Hope this information is helpful.  Please feel free to pass this on to others who may be interested.

Sincerely,

Janice McHenry

Dear All,

Attached is the press release from DPW (Department of Public Works) about restarting the Heavy Trash Collection Program on May 4th and the ToxDrop program on May 9th.  Households are still allowed two heavy trash items per month.  DPW asks for your patience as they have increased precautions as they pick up and also are anticipating more trash being put out this month.

ToxDrop will resume its regular schedule on May 9th at the Perry Township Government Center.  Since our Trader’s Point Collection Center is open the first Saturday of the month, it will not be open until June.  There are new precautions in effect for both those who are dropping off and the staff.  The press release does have more information about both heavy trash and ToxDrop.

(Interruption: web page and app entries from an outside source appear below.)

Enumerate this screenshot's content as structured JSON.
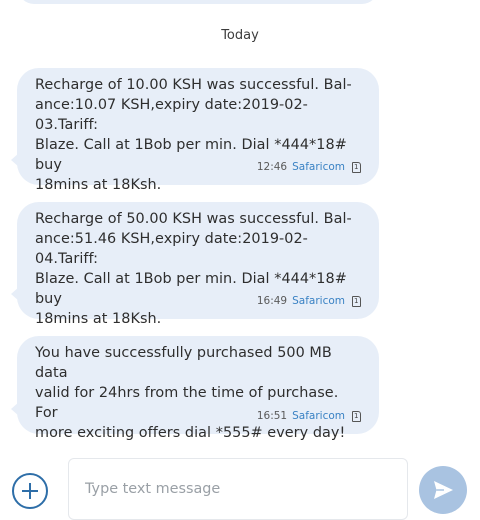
{
  "thread": {
    "date_separator": "Today"
  },
  "messages": [
    {
      "text": "Recharge of 10.00 KSH was successful. Bal-\nance:10.07 KSH,expiry date:2019-02-03.Tariff:\nBlaze. Call at 1Bob per min. Dial *444*18# buy\n18mins at 18Ksh.",
      "time": "12:46",
      "sender": "Safaricom",
      "sim_label": "1"
    },
    {
      "text": "Recharge of 50.00 KSH was successful. Bal-\nance:51.46 KSH,expiry date:2019-02-04.Tariff:\nBlaze. Call at 1Bob per min. Dial *444*18# buy\n18mins at 18Ksh.",
      "time": "16:49",
      "sender": "Safaricom",
      "sim_label": "1"
    },
    {
      "text": "You have successfully purchased 500 MB data\nvalid for 24hrs from the time of purchase. For\nmore exciting offers dial *555# every day!",
      "time": "16:51",
      "sender": "Safaricom",
      "sim_label": "1"
    }
  ],
  "compose": {
    "placeholder": "Type text message",
    "value": "",
    "add_icon": "plus-circle-icon",
    "send_icon": "send-icon"
  },
  "colors": {
    "bubble": "#e7eef8",
    "accent": "#2e6ea8",
    "sender": "#3a82c4",
    "send_button": "#a9c3e1"
  }
}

Please feel free to forward this information on to others who may be interested.  This does apply to all of Marion County and not just our area.

Sincerely,

Janice McHenry 

May 1st, known as May Day, is a celebration of the return of spring.  You may have remembered as a child making paper “May Day Baskets” in school and putting paper flowers  (or dandelions and violets) in them.  Perhaps you put the small basket on a neighbor’s doorstep or gave them to your mother.  This is a very old European celebration and most likely had to do with ancient agricultural rituals.  On this day there also may be Maypole Dances with bright colored ribbons and a crowning of  a “Queen of May”.  Most often, baskets of flowers were given anonymously.

While the picture of the flowers are not in a basket and you know where they came from, I still wanted to take time to say “Happy May Day,”  hoping spring has returned and that we will have better times ahead.

Sincerely,

Janice McHenry